From Wounded Knee to the Edmund Pettus Bridge, Marked, Unmarked, Remembered presents photographs by Andrew Lichtenstein of significant sites from U.S. history, posing unsettling questions about the contested memory of traumatic episodes from the nations past. Focusing especially on landscapes related to African American, Native American and labor history, Lichtenstein reveals new vistas of officially commemorated sites, sites that are neglected or obscured, and sites that serve as a gathering place for active rituals of organized memory.
As a universal language the arts are a very effective tool for addressing social issues. The #metoo movement has brought to the surface long ignored injustices perpetrated mostly against women for generations that are finally screaming to be remedied. This juried exhibition will feature works that eloquently depicts remedies, that teach us how to honor women and others who have been maligned, how to implement change within our culture, to alter perceptions and ultimately excise this malady for future generations.
Born into the world of art and design, Mike Quon learned the ropes early on from his father who was an art director and an animator and promotional artist at Disney working on classics like Dumbo and Fantasia. After graduating from UCLA School of the Arts, Mike launched his own career as an art director at J. Walter Thompson and Young and Rubicam before establishing his award-winning design office in New York City 30 years ago. Since then, Mike’s bold and bright promotional illustrations for advertising and editorial campaigns, his graphic design collateral and packaging, and his hand-crafted logos have been seen around the world, helping to promote events like the Summer Olympics and build lasting brand identities for consumer products, businesses and nonprofits.
Please Note: This event if free and open to the public, but registration is required. Event Schedule Registration & Coffee: 9:30 – 10:00 a.m. Program: 10:00 – 11:30 a.m. Program […]
Hanif Abdurraqib is a poet, essayist, and cultural critic from Columbus, Ohio. His poetry has been published in Muzzle, Vinyl, PEN American, and various other journals. His essays and music criticism have been published in The FADER, Pitchfork, The New Yorker, and The New York Times. His first full length poetry collection, The Crown Ain't Worth Much, was released in June 2016 from Button Poetry. It was named a finalist for the Eric Hoffer Book Prize, and was nominated for a Hurston-Wright Legacy Award.
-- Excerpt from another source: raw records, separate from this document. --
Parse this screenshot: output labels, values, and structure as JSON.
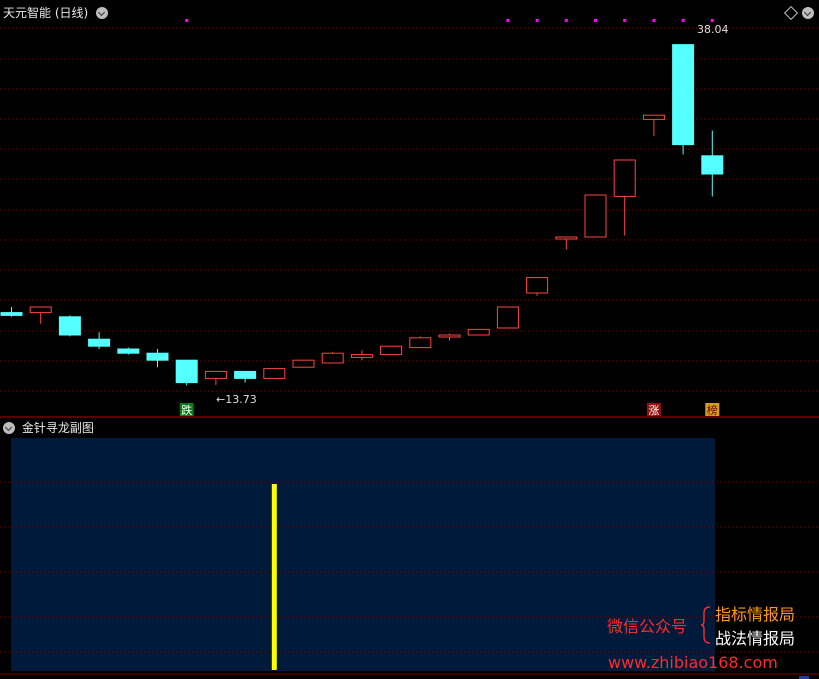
{
  "main_panel": {
    "title": "天元智能 (日线)"
  },
  "sub_panel": {
    "title": "金针寻龙副图"
  },
  "markers": {
    "fall": "跌",
    "rise": "涨",
    "rank": "榜"
  },
  "watermark": {
    "left": "微信公众号",
    "line1": "指标情报局",
    "line2": "战法情报局",
    "url": "www.zhibiao168.com"
  },
  "colors": {
    "up": "#ff4444",
    "down": "#54ffff",
    "grid": "#7a0000",
    "sub_bg": "#001a3b",
    "signal": "#ffff00",
    "dots": "#ff00ff"
  },
  "chart_data": [
    {
      "type": "candlestick",
      "title": "天元智能 (日线)",
      "ylim": [
        12.8,
        39.8
      ],
      "annotations": [
        {
          "text": "38.04",
          "candle": 23,
          "value": 38.04
        },
        {
          "text": "←13.73",
          "candle": 7,
          "value": 13.73
        }
      ],
      "candles": [
        {
          "o": 18.9,
          "h": 19.3,
          "l": 18.6,
          "c": 18.7
        },
        {
          "o": 18.9,
          "h": 19.2,
          "l": 18.1,
          "c": 19.3
        },
        {
          "o": 18.6,
          "h": 18.7,
          "l": 17.2,
          "c": 17.3
        },
        {
          "o": 17.0,
          "h": 17.5,
          "l": 16.3,
          "c": 16.5
        },
        {
          "o": 16.3,
          "h": 16.4,
          "l": 15.9,
          "c": 16.0
        },
        {
          "o": 16.0,
          "h": 16.3,
          "l": 15.0,
          "c": 15.5
        },
        {
          "o": 15.5,
          "h": 15.5,
          "l": 13.7,
          "c": 13.9
        },
        {
          "o": 14.2,
          "h": 14.5,
          "l": 13.73,
          "c": 14.7
        },
        {
          "o": 14.7,
          "h": 14.7,
          "l": 13.9,
          "c": 14.2
        },
        {
          "o": 14.2,
          "h": 14.9,
          "l": 14.2,
          "c": 14.9
        },
        {
          "o": 15.0,
          "h": 15.5,
          "l": 15.0,
          "c": 15.5
        },
        {
          "o": 15.3,
          "h": 16.1,
          "l": 15.3,
          "c": 16.0
        },
        {
          "o": 15.7,
          "h": 16.2,
          "l": 15.5,
          "c": 15.9
        },
        {
          "o": 15.9,
          "h": 16.5,
          "l": 15.9,
          "c": 16.5
        },
        {
          "o": 16.4,
          "h": 17.2,
          "l": 16.4,
          "c": 17.1
        },
        {
          "o": 17.2,
          "h": 17.4,
          "l": 16.9,
          "c": 17.3
        },
        {
          "o": 17.3,
          "h": 17.7,
          "l": 17.3,
          "c": 17.7
        },
        {
          "o": 17.8,
          "h": 19.3,
          "l": 17.8,
          "c": 19.3
        },
        {
          "o": 20.3,
          "h": 21.4,
          "l": 20.1,
          "c": 21.4
        },
        {
          "o": 24.3,
          "h": 24.3,
          "l": 23.4,
          "c": 24.3
        },
        {
          "o": 24.3,
          "h": 27.3,
          "l": 24.3,
          "c": 27.3
        },
        {
          "o": 27.2,
          "h": 29.8,
          "l": 24.4,
          "c": 29.8
        },
        {
          "o": 32.7,
          "h": 33.0,
          "l": 31.5,
          "c": 33.0
        },
        {
          "o": 38.04,
          "h": 38.04,
          "l": 30.2,
          "c": 30.9
        },
        {
          "o": 30.1,
          "h": 31.9,
          "l": 27.2,
          "c": 28.8
        }
      ],
      "top_dot_candles": [
        6,
        17,
        18,
        19,
        20,
        21,
        22,
        23,
        24
      ],
      "bottom_labels": [
        {
          "candle": 6,
          "key": "fall"
        },
        {
          "candle": 22,
          "key": "rise"
        },
        {
          "candle": 24,
          "key": "rank"
        }
      ]
    },
    {
      "type": "bar",
      "title": "金针寻龙副图",
      "signals": [
        {
          "candle": 9,
          "value": 1
        }
      ]
    }
  ]
}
With Big Lucks, he released a limited edition chapbook, Vintage Sadness, in summer 2017 (you cannot get it anymore and he is very sorry.) His first collection of essays, They Can't Kill Us Until They Kill Us, was released in winter 2017 by Two Dollar Radio and was named a book of the year by Buzzfeed, Esquire, NPR, Oprah Magazine, Paste, CBC, The Los Angeles Review, Pitchfork, and The Chicago Tribune, among others. He is a Callaloo Creative Writing Fellow, an interviewer at Union Station Magazine, and a poetry editor at Muzzle Magazine. He is a member of the poetry collective Echo Hotel with poet/essayist Eve Ewing.
I’m Not Running is an explosive new play by David Hare, premiering at the National Theatre and broadcast live to cinemas.
Pauline Gibson has spent her life as a doctor, the inspiring leader of a local health campaign. When she crosses paths with her old boyfriend, a stalwart loyalist in Labour Party politics, she’s faced with an agonising decision.
What’s involved in sacrificing your private life and your piece of mind for something more than a single issue? Does she dare?
Hare was recently described by The Washington Post as ‘the premiere political dramatist writing in English’. His other work includes Pravda and Skylight, broadcast by National Theatre Live in 2014.
The spring production of the Department of Music and Theatre is Steel Magnolias, the touching comedy-drama by Robert Harling, directed by Dr. John Burke. The play visits six Louisiana women delicate as magnolia flowers, but tough as steel when they must be - as they gather in their small-town beauty parlor to gossip, complain, and share the joys and sorrows they face in their lives. Despite differences in age, backgrounds, and attitudes, their camaraderie and sense of humor help them grow through good times and bad.